EXTRACTED ENTRIES.
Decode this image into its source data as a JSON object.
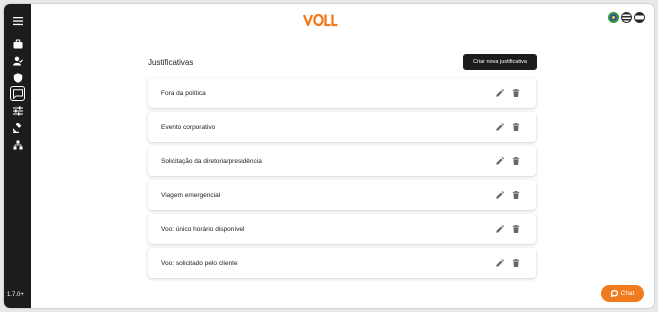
{
  "sidebar": {
    "items": [
      {
        "icon": "menu-icon"
      },
      {
        "icon": "briefcase-icon"
      },
      {
        "icon": "user-check-icon"
      },
      {
        "icon": "shield-icon"
      },
      {
        "icon": "comment-icon",
        "active": true
      },
      {
        "icon": "sliders-icon"
      },
      {
        "icon": "gavel-icon"
      },
      {
        "icon": "hierarchy-icon"
      }
    ],
    "version": "1.7.0+"
  },
  "header": {
    "logo_text": "VOLL",
    "brand_color": "#f07a1e",
    "flags": [
      "brazil-flag-icon",
      "us-flag-icon",
      "spain-flag-icon"
    ]
  },
  "main": {
    "title": "Justificativas",
    "new_button_label": "Criar nova justificativa",
    "rows": [
      {
        "label": "Fora da política"
      },
      {
        "label": "Evento corporativo"
      },
      {
        "label": "Solicitação da diretoria/presidência"
      },
      {
        "label": "Viagem emergencial"
      },
      {
        "label": "Voo: único horário disponível"
      },
      {
        "label": "Voo: solicitado pelo cliente"
      }
    ]
  },
  "chat": {
    "label": "Chat",
    "color": "#f07a1e"
  }
}
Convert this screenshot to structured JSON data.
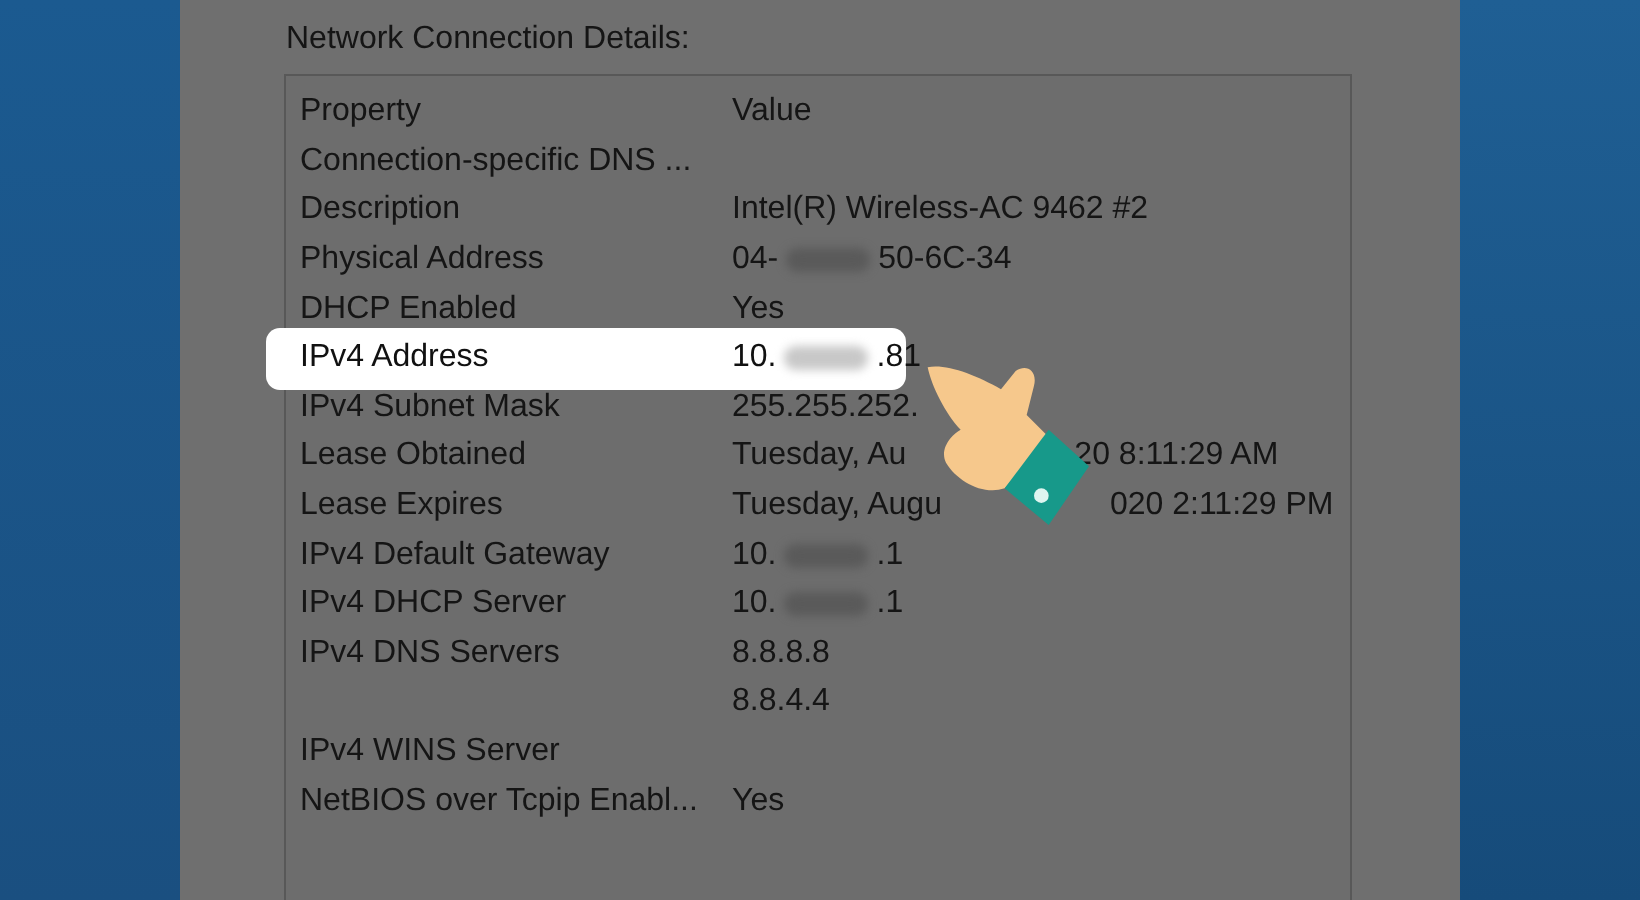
{
  "dialog": {
    "title": "Network Connection Details:"
  },
  "columns": [
    "Property",
    "Value"
  ],
  "rows": [
    {
      "property": "Connection-specific DNS ...",
      "value": [],
      "highlighted": false
    },
    {
      "property": "Description",
      "value": [
        {
          "kind": "text",
          "text": "Intel(R) Wireless-AC 9462 #2"
        }
      ],
      "highlighted": false
    },
    {
      "property": "Physical Address",
      "value": [
        {
          "kind": "text",
          "text": "04-"
        },
        {
          "kind": "blur"
        },
        {
          "kind": "text",
          "text": "50-6C-34"
        }
      ],
      "highlighted": false
    },
    {
      "property": "DHCP Enabled",
      "value": [
        {
          "kind": "text",
          "text": "Yes"
        }
      ],
      "highlighted": false
    },
    {
      "property": "IPv4 Address",
      "value": [
        {
          "kind": "text",
          "text": "10."
        },
        {
          "kind": "blur"
        },
        {
          "kind": "text",
          "text": ".81"
        }
      ],
      "highlighted": true
    },
    {
      "property": "IPv4 Subnet Mask",
      "value": [
        {
          "kind": "text",
          "text": "255.255.252."
        }
      ],
      "highlighted": false
    },
    {
      "property": "Lease Obtained",
      "value": [
        {
          "kind": "text",
          "text": "Tuesday, Au"
        },
        {
          "kind": "covered"
        },
        {
          "kind": "text",
          "text": "20 8:11:29 AM"
        }
      ],
      "highlighted": false
    },
    {
      "property": "Lease Expires",
      "value": [
        {
          "kind": "text",
          "text": "Tuesday, Augu"
        },
        {
          "kind": "covered"
        },
        {
          "kind": "text",
          "text": "020 2:11:29 PM"
        }
      ],
      "highlighted": false
    },
    {
      "property": "IPv4 Default Gateway",
      "value": [
        {
          "kind": "text",
          "text": "10."
        },
        {
          "kind": "blur"
        },
        {
          "kind": "text",
          "text": ".1"
        }
      ],
      "highlighted": false
    },
    {
      "property": "IPv4 DHCP Server",
      "value": [
        {
          "kind": "text",
          "text": "10."
        },
        {
          "kind": "blur"
        },
        {
          "kind": "text",
          "text": ".1"
        }
      ],
      "highlighted": false
    },
    {
      "property": "IPv4 DNS Servers",
      "value": [
        {
          "kind": "text",
          "text": "8.8.8.8"
        }
      ],
      "highlighted": false
    },
    {
      "property": "",
      "value": [
        {
          "kind": "text",
          "text": "8.8.4.4"
        }
      ],
      "highlighted": false
    },
    {
      "property": "IPv4 WINS Server",
      "value": [],
      "highlighted": false
    },
    {
      "property": "NetBIOS over Tcpip Enabl...",
      "value": [
        {
          "kind": "text",
          "text": "Yes"
        }
      ],
      "highlighted": false
    }
  ]
}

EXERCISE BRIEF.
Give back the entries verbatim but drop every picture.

TASK SOLUTION.
Decode this image into its source data as a JSON object.
{
  "sidebar": {
    "items": [
      {
        "icon": "menu-icon"
      },
      {
        "icon": "briefcase-icon"
      },
      {
        "icon": "user-check-icon"
      },
      {
        "icon": "shield-icon"
      },
      {
        "icon": "comment-icon",
        "active": true
      },
      {
        "icon": "sliders-icon"
      },
      {
        "icon": "gavel-icon"
      },
      {
        "icon": "hierarchy-icon"
      }
    ],
    "version": "1.7.0+"
  },
  "header": {
    "logo_text": "VOLL",
    "brand_color": "#f07a1e",
    "flags": [
      "brazil-flag-icon",
      "us-flag-icon",
      "spain-flag-icon"
    ]
  },
  "main": {
    "title": "Justificativas",
    "new_button_label": "Criar nova justificativa",
    "rows": [
      {
        "label": "Fora da política"
      },
      {
        "label": "Evento corporativo"
      },
      {
        "label": "Solicitação da diretoria/presidência"
      },
      {
        "label": "Viagem emergencial"
      },
      {
        "label": "Voo: único horário disponível"
      },
      {
        "label": "Voo: solicitado pelo cliente"
      }
    ]
  },
  "chat": {
    "label": "Chat",
    "color": "#f07a1e"
  }
}
Convert this screenshot to structured JSON data.
{
  "dialog": {
    "title": "Network Connection Details:"
  },
  "columns": [
    "Property",
    "Value"
  ],
  "rows": [
    {
      "property": "Connection-specific DNS ...",
      "value": [],
      "highlighted": false
    },
    {
      "property": "Description",
      "value": [
        {
          "kind": "text",
          "text": "Intel(R) Wireless-AC 9462 #2"
        }
      ],
      "highlighted": false
    },
    {
      "property": "Physical Address",
      "value": [
        {
          "kind": "text",
          "text": "04-"
        },
        {
          "kind": "blur"
        },
        {
          "kind": "text",
          "text": "50-6C-34"
        }
      ],
      "highlighted": false
    },
    {
      "property": "DHCP Enabled",
      "value": [
        {
          "kind": "text",
          "text": "Yes"
        }
      ],
      "highlighted": false
    },
    {
      "property": "IPv4 Address",
      "value": [
        {
          "kind": "text",
          "text": "10."
        },
        {
          "kind": "blur"
        },
        {
          "kind": "text",
          "text": ".81"
        }
      ],
      "highlighted": true
    },
    {
      "property": "IPv4 Subnet Mask",
      "value": [
        {
          "kind": "text",
          "text": "255.255.252."
        }
      ],
      "highlighted": false
    },
    {
      "property": "Lease Obtained",
      "value": [
        {
          "kind": "text",
          "text": "Tuesday, Au"
        },
        {
          "kind": "covered"
        },
        {
          "kind": "text",
          "text": "20 8:11:29 AM"
        }
      ],
      "highlighted": false
    },
    {
      "property": "Lease Expires",
      "value": [
        {
          "kind": "text",
          "text": "Tuesday, Augu"
        },
        {
          "kind": "covered"
        },
        {
          "kind": "text",
          "text": "020 2:11:29 PM"
        }
      ],
      "highlighted": false
    },
    {
      "property": "IPv4 Default Gateway",
      "value": [
        {
          "kind": "text",
          "text": "10."
        },
        {
          "kind": "blur"
        },
        {
          "kind": "text",
          "text": ".1"
        }
      ],
      "highlighted": false
    },
    {
      "property": "IPv4 DHCP Server",
      "value": [
        {
          "kind": "text",
          "text": "10."
        },
        {
          "kind": "blur"
        },
        {
          "kind": "text",
          "text": ".1"
        }
      ],
      "highlighted": false
    },
    {
      "property": "IPv4 DNS Servers",
      "value": [
        {
          "kind": "text",
          "text": "8.8.8.8"
        }
      ],
      "highlighted": false
    },
    {
      "property": "",
      "value": [
        {
          "kind": "text",
          "text": "8.8.4.4"
        }
      ],
      "highlighted": false
    },
    {
      "property": "IPv4 WINS Server",
      "value": [],
      "highlighted": false
    },
    {
      "property": "NetBIOS over Tcpip Enabl...",
      "value": [
        {
          "kind": "text",
          "text": "Yes"
        }
      ],
      "highlighted": false
    }
  ]
}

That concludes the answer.